The US first lady Jill Biden said it was important to show the people of Ukraine that the war has to stop and it has been brutal and also that the people of the United States stand them with them.
US first lady Jill Biden made an unannounced trip to Ukraine on Sunday to show support for its people amid Russia's invasion, visiting a school that is serving as a temporary shelter and meeting Ukraine's first lady, Olena Zelenska, according to a pool report.
"I thought it was important to show the Ukrainian people that this war has to stop and this war has been brutal and that the people of the United States stand with the people of Ukraine,” Biden said.
The US first lady had also met with Ukrainian refugees in eastern Slovakia on Sunday, the last day of her tour of Romania and Slovakia to visit US servicemen deployed there and women and children who fled Russia's invasion of Ukraine.

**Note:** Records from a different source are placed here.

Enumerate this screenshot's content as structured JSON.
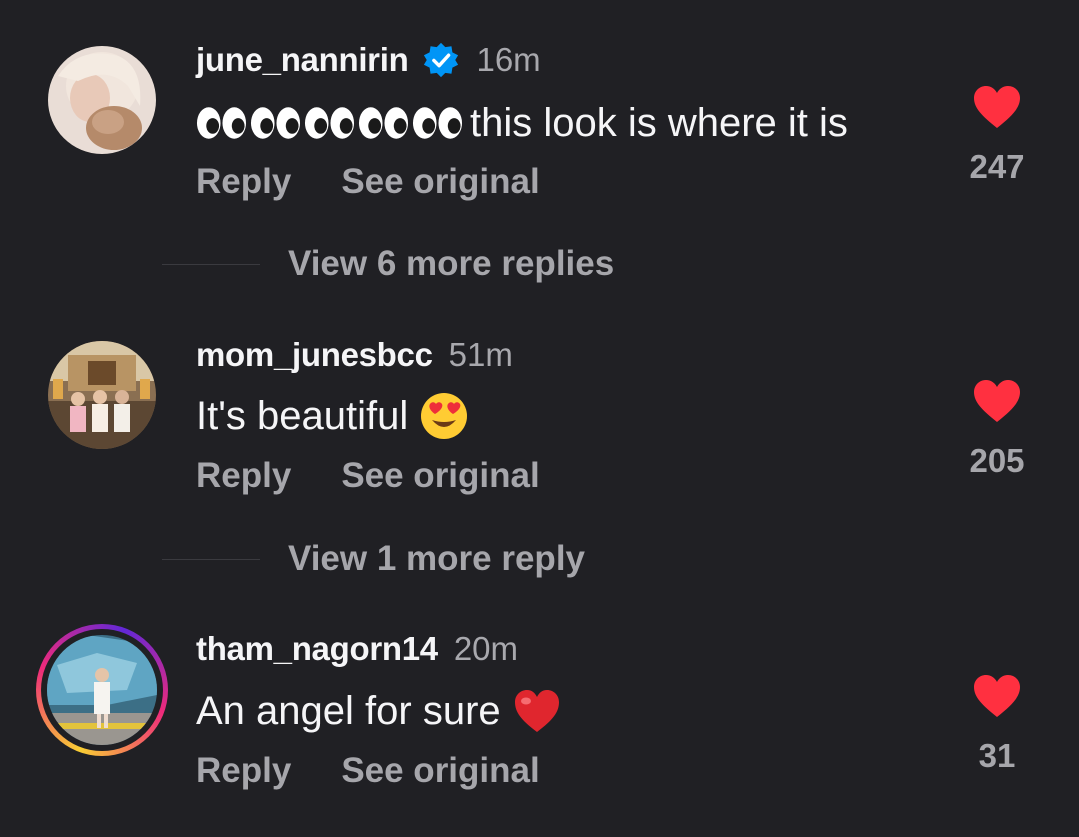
{
  "comments": [
    {
      "username": "june_nannirin",
      "verified": true,
      "time": "16m",
      "text": "this look is where it is",
      "leading_emoji": "eyes-emoji x5",
      "reply_label": "Reply",
      "see_original_label": "See original",
      "likes": "247"
    },
    {
      "username": "mom_junesbcc",
      "verified": false,
      "time": "51m",
      "text": "It's beautiful",
      "trailing_emoji": "heart-eyes-emoji",
      "reply_label": "Reply",
      "see_original_label": "See original",
      "likes": "205"
    },
    {
      "username": "tham_nagorn14",
      "verified": false,
      "story_ring": true,
      "time": "20m",
      "text": "An angel for sure",
      "trailing_emoji": "red-heart-emoji",
      "reply_label": "Reply",
      "see_original_label": "See original",
      "likes": "31"
    }
  ],
  "view_more": [
    "View 6 more replies",
    "View 1 more reply"
  ],
  "colors": {
    "background": "#202024",
    "text": "#f5f5f7",
    "muted": "#a6a6ab",
    "like": "#ff3040",
    "verified": "#0095f6"
  }
}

Biden spoke to refugee families, volunteers and local authority workers at a refugee centre in the eastern Slovak city of Kosice, one of the main transit points for over 400,000 Ukrainian refugees who have crossed the border to Slovakia since the Russian invasion started on February 24.
The United Nations says 5.8 million people in total have fled Ukraine since Russia started what it casts as "special military operation" in Ukraine.
"When the war started we understood that nowhere in Ukraine is safe," Viktoria Kutocha, a teacher who fled from the western Ukrainian city of Uzhhorod with her 7-year old daughter, told Biden.
Biden, the wife of US President Joe Biden, asked Kutocha how she explained the war to children.
"It's very difficult to explain. I only said there is a war and I cannot explain because I do not know myself," Kutocha said.
"It's senseless," Biden responded, before embracing the mother and her child.
Biden, who teaches English and writing at a community college in Virginia, also visited a local school attended by refugee children.
"The hearts of the American people are with the mothers of Ukraine," she said, wishing the women at the school a happy Mother's Day.
One woman there said she felt children needed to have the war explained to them. "They need to understand why we are here and why we receive help - why are we separated from our husbands. They need to understand what is going on," she said.
Most of the refugees who crossed into Slovakia have travelled onward to other countries, but over 74,000 have received temporary protection status in the country of 5.5 million.